Silicon Valley Needs to Build Out, Not Cash Out

(This op-ed was first published in Fortune on March 9, 2020.)

In Silicon Valley, the most important thing to think about when starting a company is how you’re going to end it. The venture capital funding model that dominates the tech industry is focused on the “exit strategy”—the ways funders and founders can cash out their investment.

Today, that focus is preventing disruptive competition, cementing tech monopolies, driving companies to shelve innovations, and undermining the promise of Silicon Valley.

While in common lore the exit strategy is an initial public offering, in practice IPOs are increasingly rare. Most companies that succeed instead exit the market by merging with an existing firm. Venture capitalists and founders paid in stock don’t want to build a business for the long term. They want to cash out, preferably as soon as possible.

(Continue reading the op-ed on Fortune’s page here.)

Stanford Law School professor Mark Lemley talks with Recode’s Kara Swisher about Silicon Valley’s obsession with startups getting an “exit” — usually an acquisition by one of the tech giants — and why that trend is suffocating innovation.
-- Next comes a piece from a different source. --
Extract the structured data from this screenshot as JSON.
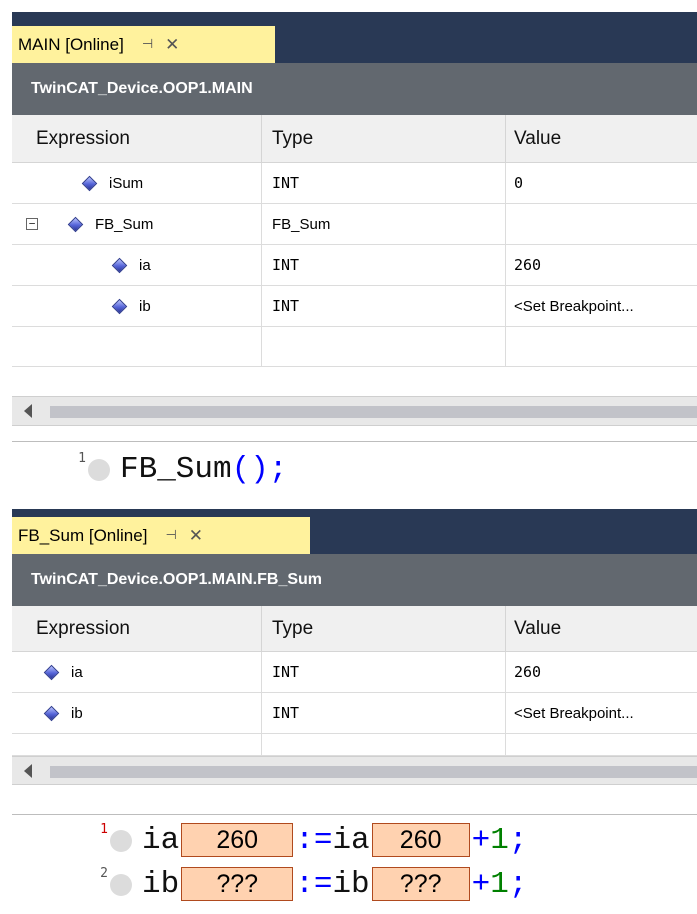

Mark Lemley discusses Silicon Valley's obsession with startups getting an "exit"

(Click on the image above to listen to the episode.)